Through the ANI website visitors can also see the online museum launched by AGMA on April 24, 2015. The new interactive site includes an introductory video and a dynamic narrative that features survivors, background music, and significant imagery. The AGMA site is slated for expansion in 2016 and the second phase of the project will include mobile-friendly access for visitors. The site is envisioned to contain the entire story of the Armenian Genocide through expandable galleries.
The ANI website also served as a major resource for media from around the world to help provide coverage of the centennial commemorations. Nearly all global media paid close attention to the meaning of the centenary of the Armenian Genocide, with The Daily Mail in England, as an example, which has a circulation of 1.4 million and is believed to have a readership of 3 million, making extensive use of the historic images available from ANI.
“We want to thank all those who have sent ANI information about developments in their countries, whether new recognitions, the construction of memorials, or the release of noteworthy publications,” stated ANI chairman Van Z. Krikorian. “They all help maintain the ANI website as a central location for making this valuable data available to students, teachers, and the general public. The work that Rouben Adalian has done from the inception of this website is truly remarkable–the fact that it is cited so prominently and often is a real achievement.”
“I especially need to thank the Armenian Genocide Museum-Institute in Yerevan and the Armenian Foreign Ministry for being helpful in retrieving many of the valuable documents posted on the ANI site where the collective effort of the Armenian people on the occasion of the of the centennial of the Armenian Genocide can be viewed and appreciated,” added ANI Director Dr. Rouben Adalian. “I also want to note the contributions of interns and volunteers who pitched in at ANI, most notably Karina Demircyan and Mariam Khaloyan for their dedication and participation in this effort by helping to expand the ANI website, and our longtime webmaster Mark Malkasian for his standing commitment to our goals,” Adalian said.
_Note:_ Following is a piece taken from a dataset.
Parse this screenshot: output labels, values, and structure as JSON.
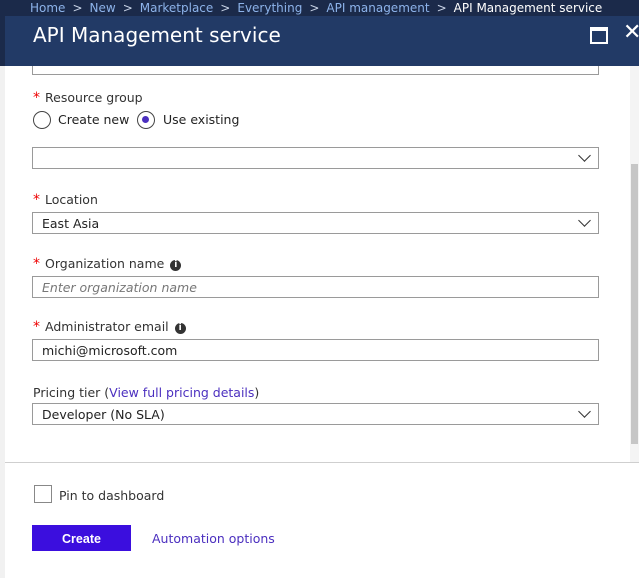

Founded in 1997, the Armenian National Institute (ANI) is a 501©(3) educational charity based in Washington, DC, and is dedicated to the study, research, and affirmation of the Armenian Genocide.